**Required action**. Locate all lines in the data below that hold "JSON" and show them.

[[ Dataset records open ]]

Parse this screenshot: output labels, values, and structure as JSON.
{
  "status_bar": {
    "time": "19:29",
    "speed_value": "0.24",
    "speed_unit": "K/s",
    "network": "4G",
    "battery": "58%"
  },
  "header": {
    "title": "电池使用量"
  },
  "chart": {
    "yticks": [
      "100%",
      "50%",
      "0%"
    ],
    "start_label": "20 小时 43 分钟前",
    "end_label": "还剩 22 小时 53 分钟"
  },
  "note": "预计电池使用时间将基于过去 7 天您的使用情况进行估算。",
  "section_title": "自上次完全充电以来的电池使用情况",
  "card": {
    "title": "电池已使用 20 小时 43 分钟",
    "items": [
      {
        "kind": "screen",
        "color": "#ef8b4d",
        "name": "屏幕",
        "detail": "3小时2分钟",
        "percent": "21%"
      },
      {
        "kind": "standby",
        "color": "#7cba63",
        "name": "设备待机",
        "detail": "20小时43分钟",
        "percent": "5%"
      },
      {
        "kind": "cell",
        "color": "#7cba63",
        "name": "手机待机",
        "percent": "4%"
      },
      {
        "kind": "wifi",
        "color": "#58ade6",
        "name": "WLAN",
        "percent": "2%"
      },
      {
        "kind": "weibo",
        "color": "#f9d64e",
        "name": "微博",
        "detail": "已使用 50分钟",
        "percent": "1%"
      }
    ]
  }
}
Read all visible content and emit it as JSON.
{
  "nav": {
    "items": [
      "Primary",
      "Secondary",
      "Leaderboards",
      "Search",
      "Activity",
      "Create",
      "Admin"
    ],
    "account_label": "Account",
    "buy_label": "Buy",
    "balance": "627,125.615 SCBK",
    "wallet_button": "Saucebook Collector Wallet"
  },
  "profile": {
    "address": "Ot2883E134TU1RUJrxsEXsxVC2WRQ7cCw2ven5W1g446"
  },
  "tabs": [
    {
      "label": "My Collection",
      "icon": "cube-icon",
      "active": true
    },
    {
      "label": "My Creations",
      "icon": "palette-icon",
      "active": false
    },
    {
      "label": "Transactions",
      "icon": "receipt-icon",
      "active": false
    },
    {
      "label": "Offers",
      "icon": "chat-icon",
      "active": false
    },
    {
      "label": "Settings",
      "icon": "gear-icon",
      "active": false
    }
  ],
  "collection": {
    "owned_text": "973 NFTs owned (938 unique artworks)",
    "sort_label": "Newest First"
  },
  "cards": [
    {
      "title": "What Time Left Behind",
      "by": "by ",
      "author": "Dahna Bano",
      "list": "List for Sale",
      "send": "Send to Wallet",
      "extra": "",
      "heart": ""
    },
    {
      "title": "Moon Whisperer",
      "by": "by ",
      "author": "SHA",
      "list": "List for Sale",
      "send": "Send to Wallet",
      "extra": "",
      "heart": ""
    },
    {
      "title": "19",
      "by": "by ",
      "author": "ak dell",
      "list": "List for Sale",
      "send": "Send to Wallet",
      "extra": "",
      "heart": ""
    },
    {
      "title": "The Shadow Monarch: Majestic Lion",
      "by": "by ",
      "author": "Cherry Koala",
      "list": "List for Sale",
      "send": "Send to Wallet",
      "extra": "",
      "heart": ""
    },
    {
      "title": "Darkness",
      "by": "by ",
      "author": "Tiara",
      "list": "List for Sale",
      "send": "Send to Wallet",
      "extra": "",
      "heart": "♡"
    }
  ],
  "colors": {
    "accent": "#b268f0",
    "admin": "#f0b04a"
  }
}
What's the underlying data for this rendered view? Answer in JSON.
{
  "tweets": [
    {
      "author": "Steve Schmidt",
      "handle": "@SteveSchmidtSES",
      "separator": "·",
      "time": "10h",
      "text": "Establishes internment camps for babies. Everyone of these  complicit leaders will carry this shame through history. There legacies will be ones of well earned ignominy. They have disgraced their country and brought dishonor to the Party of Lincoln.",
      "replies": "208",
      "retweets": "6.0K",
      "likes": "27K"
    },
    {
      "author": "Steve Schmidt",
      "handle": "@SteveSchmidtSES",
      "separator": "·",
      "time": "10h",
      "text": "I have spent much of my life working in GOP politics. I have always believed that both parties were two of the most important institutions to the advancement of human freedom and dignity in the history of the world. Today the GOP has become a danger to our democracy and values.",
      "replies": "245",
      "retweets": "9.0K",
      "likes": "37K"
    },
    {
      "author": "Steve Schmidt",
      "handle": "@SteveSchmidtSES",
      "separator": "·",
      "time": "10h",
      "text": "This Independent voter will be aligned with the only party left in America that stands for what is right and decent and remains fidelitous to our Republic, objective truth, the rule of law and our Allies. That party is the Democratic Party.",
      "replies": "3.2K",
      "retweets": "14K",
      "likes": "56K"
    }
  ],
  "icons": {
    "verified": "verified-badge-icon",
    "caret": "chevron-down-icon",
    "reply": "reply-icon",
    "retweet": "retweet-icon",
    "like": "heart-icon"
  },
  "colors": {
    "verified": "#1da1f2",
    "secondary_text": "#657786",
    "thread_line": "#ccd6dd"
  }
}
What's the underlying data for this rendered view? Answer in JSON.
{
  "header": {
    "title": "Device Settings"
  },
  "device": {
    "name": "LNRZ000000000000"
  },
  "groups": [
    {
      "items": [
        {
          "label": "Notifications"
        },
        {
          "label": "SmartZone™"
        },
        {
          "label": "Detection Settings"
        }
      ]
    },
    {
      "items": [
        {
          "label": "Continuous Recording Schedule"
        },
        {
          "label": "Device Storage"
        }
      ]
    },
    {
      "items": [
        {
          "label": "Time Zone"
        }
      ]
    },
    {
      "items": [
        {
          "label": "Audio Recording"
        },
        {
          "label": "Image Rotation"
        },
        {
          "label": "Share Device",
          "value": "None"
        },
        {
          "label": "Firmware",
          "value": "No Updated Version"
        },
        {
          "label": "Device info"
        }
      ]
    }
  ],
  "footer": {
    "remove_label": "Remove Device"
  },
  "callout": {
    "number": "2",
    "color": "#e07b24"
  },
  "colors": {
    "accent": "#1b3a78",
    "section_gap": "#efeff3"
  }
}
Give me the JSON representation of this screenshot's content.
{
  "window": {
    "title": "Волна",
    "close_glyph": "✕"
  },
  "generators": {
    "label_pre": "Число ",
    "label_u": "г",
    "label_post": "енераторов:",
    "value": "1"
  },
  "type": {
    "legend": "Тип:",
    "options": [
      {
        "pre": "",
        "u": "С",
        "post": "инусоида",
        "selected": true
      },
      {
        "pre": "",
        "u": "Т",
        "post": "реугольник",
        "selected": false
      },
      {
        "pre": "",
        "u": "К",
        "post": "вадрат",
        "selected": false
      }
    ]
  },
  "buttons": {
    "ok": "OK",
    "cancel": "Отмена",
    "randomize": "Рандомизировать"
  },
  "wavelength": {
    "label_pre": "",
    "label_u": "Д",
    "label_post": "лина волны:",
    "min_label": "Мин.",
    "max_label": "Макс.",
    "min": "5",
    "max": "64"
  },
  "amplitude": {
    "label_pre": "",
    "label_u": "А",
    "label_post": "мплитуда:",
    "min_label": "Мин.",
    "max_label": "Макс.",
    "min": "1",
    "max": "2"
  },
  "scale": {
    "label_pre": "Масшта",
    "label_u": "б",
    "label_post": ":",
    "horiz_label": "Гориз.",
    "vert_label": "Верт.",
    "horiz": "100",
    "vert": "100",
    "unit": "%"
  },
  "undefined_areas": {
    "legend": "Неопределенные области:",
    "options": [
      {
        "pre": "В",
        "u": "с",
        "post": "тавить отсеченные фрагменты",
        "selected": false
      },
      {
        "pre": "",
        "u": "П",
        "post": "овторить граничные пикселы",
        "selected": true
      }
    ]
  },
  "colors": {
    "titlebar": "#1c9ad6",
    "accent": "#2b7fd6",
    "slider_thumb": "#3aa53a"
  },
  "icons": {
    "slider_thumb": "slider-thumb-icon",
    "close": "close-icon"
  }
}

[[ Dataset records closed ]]

**Result of the exercise**.
Parse this screenshot: output labels, values, and structure as JSON.
Read all visible content and emit it as JSON.
What's the underlying data for this rendered view? Answer in JSON.
What's the underlying data for this rendered view? Answer in JSON.
Give me the JSON representation of this screenshot's content.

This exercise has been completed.